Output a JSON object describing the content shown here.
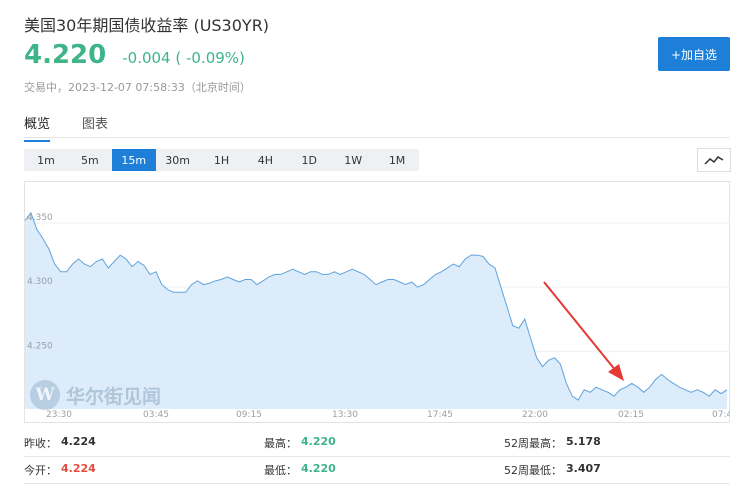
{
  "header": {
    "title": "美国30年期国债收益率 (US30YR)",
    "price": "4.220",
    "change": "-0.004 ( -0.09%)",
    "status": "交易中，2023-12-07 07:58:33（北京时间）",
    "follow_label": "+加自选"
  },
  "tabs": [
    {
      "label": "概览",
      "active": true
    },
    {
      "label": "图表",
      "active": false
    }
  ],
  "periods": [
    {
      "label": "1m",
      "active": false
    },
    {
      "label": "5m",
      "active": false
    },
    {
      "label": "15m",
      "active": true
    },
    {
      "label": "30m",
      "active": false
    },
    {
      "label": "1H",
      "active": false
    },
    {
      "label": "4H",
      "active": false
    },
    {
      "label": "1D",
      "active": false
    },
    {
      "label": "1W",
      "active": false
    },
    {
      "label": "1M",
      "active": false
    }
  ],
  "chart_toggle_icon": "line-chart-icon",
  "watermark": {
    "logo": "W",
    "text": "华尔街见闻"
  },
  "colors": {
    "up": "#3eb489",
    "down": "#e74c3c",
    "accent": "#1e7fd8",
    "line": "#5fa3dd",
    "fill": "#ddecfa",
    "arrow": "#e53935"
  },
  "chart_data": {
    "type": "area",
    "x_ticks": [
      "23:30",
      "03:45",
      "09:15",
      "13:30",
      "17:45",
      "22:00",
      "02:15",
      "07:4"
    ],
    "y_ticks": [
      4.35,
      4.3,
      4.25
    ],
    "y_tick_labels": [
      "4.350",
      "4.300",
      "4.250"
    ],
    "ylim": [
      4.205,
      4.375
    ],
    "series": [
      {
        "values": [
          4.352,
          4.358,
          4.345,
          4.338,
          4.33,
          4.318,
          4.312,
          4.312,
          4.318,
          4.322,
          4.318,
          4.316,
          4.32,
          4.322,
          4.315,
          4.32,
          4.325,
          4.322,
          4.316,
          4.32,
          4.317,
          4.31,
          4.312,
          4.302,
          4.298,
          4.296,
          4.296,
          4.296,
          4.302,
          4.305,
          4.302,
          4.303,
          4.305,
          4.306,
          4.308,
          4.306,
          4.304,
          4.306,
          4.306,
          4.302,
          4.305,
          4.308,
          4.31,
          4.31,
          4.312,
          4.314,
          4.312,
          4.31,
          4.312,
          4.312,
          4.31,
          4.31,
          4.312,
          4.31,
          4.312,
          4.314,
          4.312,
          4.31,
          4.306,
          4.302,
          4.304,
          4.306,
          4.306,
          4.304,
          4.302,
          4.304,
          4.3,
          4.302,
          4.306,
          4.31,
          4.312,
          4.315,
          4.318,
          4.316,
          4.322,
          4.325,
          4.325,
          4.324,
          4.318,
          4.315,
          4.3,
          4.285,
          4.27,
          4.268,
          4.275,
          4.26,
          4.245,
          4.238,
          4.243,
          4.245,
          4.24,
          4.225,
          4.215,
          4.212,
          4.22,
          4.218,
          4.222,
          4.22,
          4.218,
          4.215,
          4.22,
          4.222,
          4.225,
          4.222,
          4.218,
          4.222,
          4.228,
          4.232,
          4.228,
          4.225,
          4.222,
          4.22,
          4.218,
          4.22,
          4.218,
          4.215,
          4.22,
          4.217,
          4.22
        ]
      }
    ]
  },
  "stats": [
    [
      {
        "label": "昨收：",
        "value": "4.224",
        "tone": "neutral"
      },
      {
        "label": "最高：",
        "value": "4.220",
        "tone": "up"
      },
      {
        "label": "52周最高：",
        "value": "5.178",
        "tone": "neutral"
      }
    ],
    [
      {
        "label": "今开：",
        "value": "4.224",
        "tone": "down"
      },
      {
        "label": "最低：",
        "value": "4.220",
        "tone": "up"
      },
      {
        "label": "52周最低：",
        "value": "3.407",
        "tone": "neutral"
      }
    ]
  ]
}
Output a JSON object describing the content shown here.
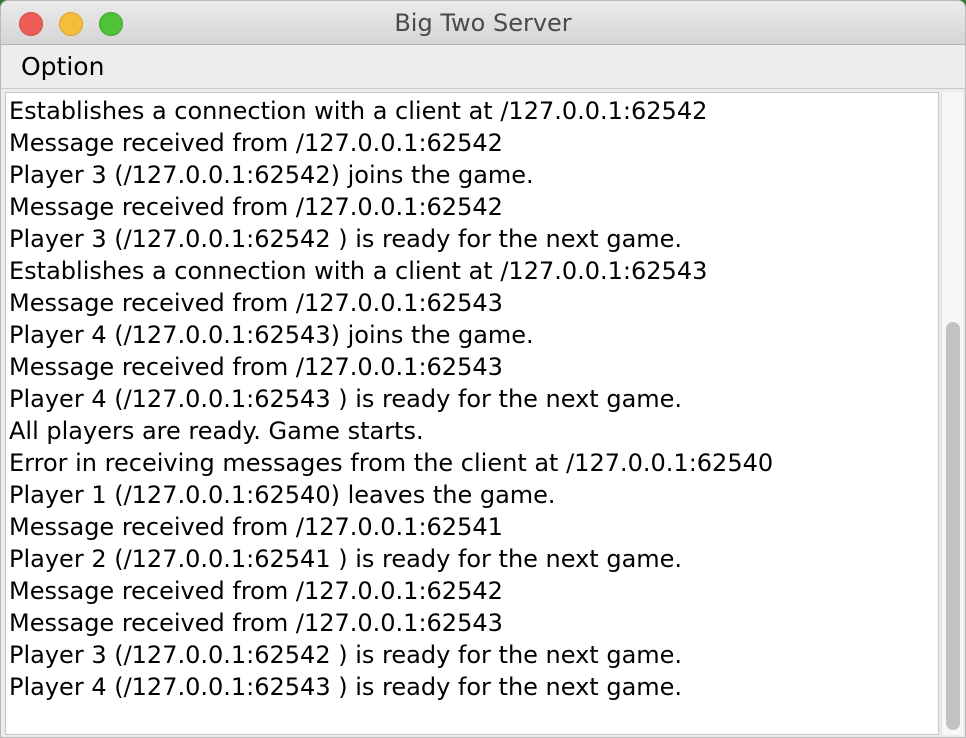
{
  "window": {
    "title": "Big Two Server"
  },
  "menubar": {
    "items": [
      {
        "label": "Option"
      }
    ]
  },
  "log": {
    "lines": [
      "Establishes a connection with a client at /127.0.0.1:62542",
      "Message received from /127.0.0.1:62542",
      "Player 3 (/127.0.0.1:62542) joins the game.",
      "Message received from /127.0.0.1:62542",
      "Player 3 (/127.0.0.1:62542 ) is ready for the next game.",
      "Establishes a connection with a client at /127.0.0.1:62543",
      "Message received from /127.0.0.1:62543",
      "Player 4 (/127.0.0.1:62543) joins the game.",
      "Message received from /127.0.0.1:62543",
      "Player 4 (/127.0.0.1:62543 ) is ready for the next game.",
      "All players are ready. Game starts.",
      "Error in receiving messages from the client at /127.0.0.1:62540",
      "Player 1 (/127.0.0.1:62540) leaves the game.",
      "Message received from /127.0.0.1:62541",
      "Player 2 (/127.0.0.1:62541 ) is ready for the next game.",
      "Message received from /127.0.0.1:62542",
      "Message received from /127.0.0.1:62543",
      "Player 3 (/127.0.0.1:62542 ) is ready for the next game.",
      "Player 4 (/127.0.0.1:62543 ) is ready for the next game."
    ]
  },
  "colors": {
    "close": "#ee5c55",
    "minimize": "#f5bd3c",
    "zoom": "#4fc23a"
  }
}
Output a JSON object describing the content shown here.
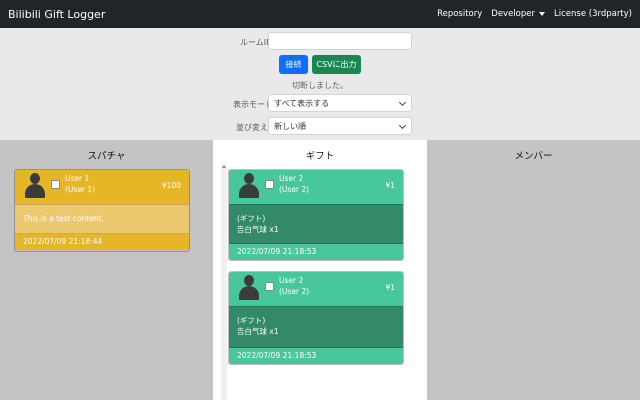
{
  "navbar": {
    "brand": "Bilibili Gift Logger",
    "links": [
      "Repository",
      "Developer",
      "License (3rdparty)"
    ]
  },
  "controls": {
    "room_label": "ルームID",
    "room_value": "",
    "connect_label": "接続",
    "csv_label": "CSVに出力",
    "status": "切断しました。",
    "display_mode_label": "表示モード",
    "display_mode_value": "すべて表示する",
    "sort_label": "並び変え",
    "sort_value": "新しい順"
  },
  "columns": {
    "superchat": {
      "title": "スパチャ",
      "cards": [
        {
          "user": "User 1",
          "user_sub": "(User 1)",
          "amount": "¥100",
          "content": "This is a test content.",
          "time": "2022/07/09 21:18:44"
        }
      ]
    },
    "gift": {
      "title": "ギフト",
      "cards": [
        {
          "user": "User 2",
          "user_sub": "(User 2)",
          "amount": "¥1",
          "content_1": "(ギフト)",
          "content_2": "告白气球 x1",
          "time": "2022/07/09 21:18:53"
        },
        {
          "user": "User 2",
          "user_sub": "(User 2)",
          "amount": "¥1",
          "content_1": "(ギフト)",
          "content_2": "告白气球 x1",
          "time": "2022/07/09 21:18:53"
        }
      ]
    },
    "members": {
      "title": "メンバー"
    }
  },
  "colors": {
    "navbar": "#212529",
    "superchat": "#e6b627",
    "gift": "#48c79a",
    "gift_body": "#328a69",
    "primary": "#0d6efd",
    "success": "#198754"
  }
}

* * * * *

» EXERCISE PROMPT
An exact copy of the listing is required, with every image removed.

» SOLUTION TO THE EXERCISE
Output a JSON object describing the content shown here.
{
  "header": {
    "title": "美国30年期国债收益率 (US30YR)",
    "price": "4.220",
    "change": "-0.004 ( -0.09%)",
    "status": "交易中，2023-12-07 07:58:33（北京时间）",
    "follow_label": "+加自选"
  },
  "tabs": [
    {
      "label": "概览",
      "active": true
    },
    {
      "label": "图表",
      "active": false
    }
  ],
  "periods": [
    {
      "label": "1m",
      "active": false
    },
    {
      "label": "5m",
      "active": false
    },
    {
      "label": "15m",
      "active": true
    },
    {
      "label": "30m",
      "active": false
    },
    {
      "label": "1H",
      "active": false
    },
    {
      "label": "4H",
      "active": false
    },
    {
      "label": "1D",
      "active": false
    },
    {
      "label": "1W",
      "active": false
    },
    {
      "label": "1M",
      "active": false
    }
  ],
  "chart_toggle_icon": "line-chart-icon",
  "watermark": {
    "logo": "W",
    "text": "华尔街见闻"
  },
  "colors": {
    "up": "#3eb489",
    "down": "#e74c3c",
    "accent": "#1e7fd8",
    "line": "#5fa3dd",
    "fill": "#ddecfa",
    "arrow": "#e53935"
  },
  "chart_data": {
    "type": "area",
    "x_ticks": [
      "23:30",
      "03:45",
      "09:15",
      "13:30",
      "17:45",
      "22:00",
      "02:15",
      "07:4"
    ],
    "y_ticks": [
      4.35,
      4.3,
      4.25
    ],
    "y_tick_labels": [
      "4.350",
      "4.300",
      "4.250"
    ],
    "ylim": [
      4.205,
      4.375
    ],
    "series": [
      {
        "values": [
          4.352,
          4.358,
          4.345,
          4.338,
          4.33,
          4.318,
          4.312,
          4.312,
          4.318,
          4.322,
          4.318,
          4.316,
          4.32,
          4.322,
          4.315,
          4.32,
          4.325,
          4.322,
          4.316,
          4.32,
          4.317,
          4.31,
          4.312,
          4.302,
          4.298,
          4.296,
          4.296,
          4.296,
          4.302,
          4.305,
          4.302,
          4.303,
          4.305,
          4.306,
          4.308,
          4.306,
          4.304,
          4.306,
          4.306,
          4.302,
          4.305,
          4.308,
          4.31,
          4.31,
          4.312,
          4.314,
          4.312,
          4.31,
          4.312,
          4.312,
          4.31,
          4.31,
          4.312,
          4.31,
          4.312,
          4.314,
          4.312,
          4.31,
          4.306,
          4.302,
          4.304,
          4.306,
          4.306,
          4.304,
          4.302,
          4.304,
          4.3,
          4.302,
          4.306,
          4.31,
          4.312,
          4.315,
          4.318,
          4.316,
          4.322,
          4.325,
          4.325,
          4.324,
          4.318,
          4.315,
          4.3,
          4.285,
          4.27,
          4.268,
          4.275,
          4.26,
          4.245,
          4.238,
          4.243,
          4.245,
          4.24,
          4.225,
          4.215,
          4.212,
          4.22,
          4.218,
          4.222,
          4.22,
          4.218,
          4.215,
          4.22,
          4.222,
          4.225,
          4.222,
          4.218,
          4.222,
          4.228,
          4.232,
          4.228,
          4.225,
          4.222,
          4.22,
          4.218,
          4.22,
          4.218,
          4.215,
          4.22,
          4.217,
          4.22
        ]
      }
    ]
  },
  "stats": [
    [
      {
        "label": "昨收：",
        "value": "4.224",
        "tone": "neutral"
      },
      {
        "label": "最高：",
        "value": "4.220",
        "tone": "up"
      },
      {
        "label": "52周最高：",
        "value": "5.178",
        "tone": "neutral"
      }
    ],
    [
      {
        "label": "今开：",
        "value": "4.224",
        "tone": "down"
      },
      {
        "label": "最低：",
        "value": "4.220",
        "tone": "up"
      },
      {
        "label": "52周最低：",
        "value": "3.407",
        "tone": "neutral"
      }
    ]
  ]
}
Output a JSON object describing the content shown here.
{
  "window": {
    "title": "Big Two Server"
  },
  "menubar": {
    "items": [
      {
        "label": "Option"
      }
    ]
  },
  "log": {
    "lines": [
      "Establishes a connection with a client at /127.0.0.1:62542",
      "Message received from /127.0.0.1:62542",
      "Player 3 (/127.0.0.1:62542) joins the game.",
      "Message received from /127.0.0.1:62542",
      "Player 3 (/127.0.0.1:62542 ) is ready for the next game.",
      "Establishes a connection with a client at /127.0.0.1:62543",
      "Message received from /127.0.0.1:62543",
      "Player 4 (/127.0.0.1:62543) joins the game.",
      "Message received from /127.0.0.1:62543",
      "Player 4 (/127.0.0.1:62543 ) is ready for the next game.",
      "All players are ready. Game starts.",
      "Error in receiving messages from the client at /127.0.0.1:62540",
      "Player 1 (/127.0.0.1:62540) leaves the game.",
      "Message received from /127.0.0.1:62541",
      "Player 2 (/127.0.0.1:62541 ) is ready for the next game.",
      "Message received from /127.0.0.1:62542",
      "Message received from /127.0.0.1:62543",
      "Player 3 (/127.0.0.1:62542 ) is ready for the next game.",
      "Player 4 (/127.0.0.1:62543 ) is ready for the next game."
    ]
  },
  "colors": {
    "close": "#ee5c55",
    "minimize": "#f5bd3c",
    "zoom": "#4fc23a"
  }
}
Output a JSON object describing the content shown here.
{
  "navbar": {
    "brand": "Bilibili Gift Logger",
    "links": [
      "Repository",
      "Developer",
      "License (3rdparty)"
    ]
  },
  "controls": {
    "room_label": "ルームID",
    "room_value": "",
    "connect_label": "接続",
    "csv_label": "CSVに出力",
    "status": "切断しました。",
    "display_mode_label": "表示モード",
    "display_mode_value": "すべて表示する",
    "sort_label": "並び変え",
    "sort_value": "新しい順"
  },
  "columns": {
    "superchat": {
      "title": "スパチャ",
      "cards": [
        {
          "user": "User 1",
          "user_sub": "(User 1)",
          "amount": "¥100",
          "content": "This is a test content.",
          "time": "2022/07/09 21:18:44"
        }
      ]
    },
    "gift": {
      "title": "ギフト",
      "cards": [
        {
          "user": "User 2",
          "user_sub": "(User 2)",
          "amount": "¥1",
          "content_1": "(ギフト)",
          "content_2": "告白气球 x1",
          "time": "2022/07/09 21:18:53"
        },
        {
          "user": "User 2",
          "user_sub": "(User 2)",
          "amount": "¥1",
          "content_1": "(ギフト)",
          "content_2": "告白气球 x1",
          "time": "2022/07/09 21:18:53"
        }
      ]
    },
    "members": {
      "title": "メンバー"
    }
  },
  "colors": {
    "navbar": "#212529",
    "superchat": "#e6b627",
    "gift": "#48c79a",
    "gift_body": "#328a69",
    "primary": "#0d6efd",
    "success": "#198754"
  }
}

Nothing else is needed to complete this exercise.